_TASK DIRECTIONS_: Your task is to copy each line in the listing that includes the word "this".

_RECORDS PROVIDED_:
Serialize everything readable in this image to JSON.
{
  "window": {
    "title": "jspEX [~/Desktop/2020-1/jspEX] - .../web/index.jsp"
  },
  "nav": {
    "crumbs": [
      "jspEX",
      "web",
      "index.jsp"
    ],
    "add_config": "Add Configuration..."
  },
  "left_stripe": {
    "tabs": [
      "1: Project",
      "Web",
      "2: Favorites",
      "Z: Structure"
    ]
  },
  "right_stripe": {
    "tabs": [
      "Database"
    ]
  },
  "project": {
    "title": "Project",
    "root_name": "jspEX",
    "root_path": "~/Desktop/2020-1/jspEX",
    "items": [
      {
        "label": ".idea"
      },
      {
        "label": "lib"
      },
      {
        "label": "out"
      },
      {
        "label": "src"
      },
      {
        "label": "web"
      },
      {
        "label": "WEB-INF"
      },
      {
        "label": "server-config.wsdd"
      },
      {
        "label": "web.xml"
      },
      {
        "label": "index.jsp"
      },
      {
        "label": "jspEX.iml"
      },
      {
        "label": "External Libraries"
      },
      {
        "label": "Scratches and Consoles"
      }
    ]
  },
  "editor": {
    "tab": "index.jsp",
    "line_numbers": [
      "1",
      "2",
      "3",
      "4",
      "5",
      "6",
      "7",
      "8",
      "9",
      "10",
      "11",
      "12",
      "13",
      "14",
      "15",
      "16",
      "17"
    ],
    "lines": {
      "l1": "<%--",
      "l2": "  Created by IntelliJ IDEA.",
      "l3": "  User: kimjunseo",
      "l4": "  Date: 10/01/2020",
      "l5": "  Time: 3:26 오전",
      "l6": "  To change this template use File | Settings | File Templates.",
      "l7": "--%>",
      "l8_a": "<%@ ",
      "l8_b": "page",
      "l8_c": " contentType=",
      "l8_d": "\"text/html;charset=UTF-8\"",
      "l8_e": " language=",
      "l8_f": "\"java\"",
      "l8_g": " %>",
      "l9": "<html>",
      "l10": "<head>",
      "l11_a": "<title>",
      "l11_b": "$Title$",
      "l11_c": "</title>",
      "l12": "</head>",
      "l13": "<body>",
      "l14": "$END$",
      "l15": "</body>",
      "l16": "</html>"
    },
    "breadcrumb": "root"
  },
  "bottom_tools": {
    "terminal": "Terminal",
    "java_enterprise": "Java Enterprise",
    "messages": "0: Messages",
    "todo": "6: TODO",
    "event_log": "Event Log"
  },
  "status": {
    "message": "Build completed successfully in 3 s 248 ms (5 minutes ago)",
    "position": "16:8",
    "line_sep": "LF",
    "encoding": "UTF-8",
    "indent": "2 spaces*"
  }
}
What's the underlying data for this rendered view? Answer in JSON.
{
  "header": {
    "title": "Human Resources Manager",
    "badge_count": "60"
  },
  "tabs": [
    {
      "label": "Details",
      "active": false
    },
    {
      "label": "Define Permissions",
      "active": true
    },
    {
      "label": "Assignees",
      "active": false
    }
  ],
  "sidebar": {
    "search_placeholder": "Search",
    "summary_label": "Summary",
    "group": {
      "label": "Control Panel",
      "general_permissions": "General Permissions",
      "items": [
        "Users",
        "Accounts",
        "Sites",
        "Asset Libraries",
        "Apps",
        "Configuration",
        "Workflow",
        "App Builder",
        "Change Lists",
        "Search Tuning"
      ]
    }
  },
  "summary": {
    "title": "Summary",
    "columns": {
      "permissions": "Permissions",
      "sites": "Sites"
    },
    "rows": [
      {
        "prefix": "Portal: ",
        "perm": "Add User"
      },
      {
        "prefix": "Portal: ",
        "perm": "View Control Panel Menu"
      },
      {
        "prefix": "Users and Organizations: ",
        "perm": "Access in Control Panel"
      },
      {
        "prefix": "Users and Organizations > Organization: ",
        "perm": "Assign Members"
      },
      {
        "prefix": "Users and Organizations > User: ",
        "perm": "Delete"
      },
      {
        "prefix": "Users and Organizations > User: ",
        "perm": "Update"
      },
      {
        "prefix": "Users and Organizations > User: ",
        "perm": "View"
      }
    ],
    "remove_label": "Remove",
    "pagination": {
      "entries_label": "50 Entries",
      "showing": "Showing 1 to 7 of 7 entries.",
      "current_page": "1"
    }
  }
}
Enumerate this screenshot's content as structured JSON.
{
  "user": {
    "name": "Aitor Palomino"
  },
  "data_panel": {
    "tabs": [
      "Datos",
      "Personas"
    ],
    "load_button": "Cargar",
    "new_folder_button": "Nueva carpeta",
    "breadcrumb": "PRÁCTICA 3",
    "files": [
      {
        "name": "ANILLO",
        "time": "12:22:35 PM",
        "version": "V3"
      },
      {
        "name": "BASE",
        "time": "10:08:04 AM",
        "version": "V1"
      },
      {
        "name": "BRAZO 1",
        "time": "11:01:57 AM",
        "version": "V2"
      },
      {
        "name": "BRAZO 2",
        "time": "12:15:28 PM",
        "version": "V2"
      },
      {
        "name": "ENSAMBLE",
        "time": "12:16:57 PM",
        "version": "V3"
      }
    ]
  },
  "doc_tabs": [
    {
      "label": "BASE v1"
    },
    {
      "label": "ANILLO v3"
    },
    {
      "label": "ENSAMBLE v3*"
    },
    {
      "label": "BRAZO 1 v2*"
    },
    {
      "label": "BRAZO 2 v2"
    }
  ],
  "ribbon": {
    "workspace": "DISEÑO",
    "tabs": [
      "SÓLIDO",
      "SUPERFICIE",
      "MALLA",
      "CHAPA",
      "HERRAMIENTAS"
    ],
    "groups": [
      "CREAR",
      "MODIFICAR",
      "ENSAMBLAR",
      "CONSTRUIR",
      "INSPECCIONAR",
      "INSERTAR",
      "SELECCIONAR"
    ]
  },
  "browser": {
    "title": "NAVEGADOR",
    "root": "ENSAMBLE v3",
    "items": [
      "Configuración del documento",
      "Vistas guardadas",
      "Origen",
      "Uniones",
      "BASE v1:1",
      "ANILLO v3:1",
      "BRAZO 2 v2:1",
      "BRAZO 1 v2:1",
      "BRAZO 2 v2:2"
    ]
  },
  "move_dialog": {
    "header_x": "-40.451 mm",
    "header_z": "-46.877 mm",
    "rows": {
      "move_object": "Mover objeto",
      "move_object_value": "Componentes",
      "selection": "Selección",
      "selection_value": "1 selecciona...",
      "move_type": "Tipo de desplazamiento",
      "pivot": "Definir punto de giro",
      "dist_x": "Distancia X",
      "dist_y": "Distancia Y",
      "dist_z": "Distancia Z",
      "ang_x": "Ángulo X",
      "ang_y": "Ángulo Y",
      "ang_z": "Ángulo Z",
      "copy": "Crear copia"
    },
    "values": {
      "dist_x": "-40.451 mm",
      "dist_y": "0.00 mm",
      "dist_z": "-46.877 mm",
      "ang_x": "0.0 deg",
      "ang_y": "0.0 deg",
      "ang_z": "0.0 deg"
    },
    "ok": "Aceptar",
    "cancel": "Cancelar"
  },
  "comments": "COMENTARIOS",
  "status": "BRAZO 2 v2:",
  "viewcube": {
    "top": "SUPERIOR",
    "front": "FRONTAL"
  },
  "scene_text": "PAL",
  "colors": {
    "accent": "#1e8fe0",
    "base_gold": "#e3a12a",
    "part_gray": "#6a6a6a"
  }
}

_ANSWER TO THE PROBLEM_:
Serialize everything readable in this image to JSON.
      "l6": "  To change this template use File | Settings | File Templates.",
What's the underlying data for this rendered view? Answer in JSON.
Enumerate this screenshot's content as structured JSON.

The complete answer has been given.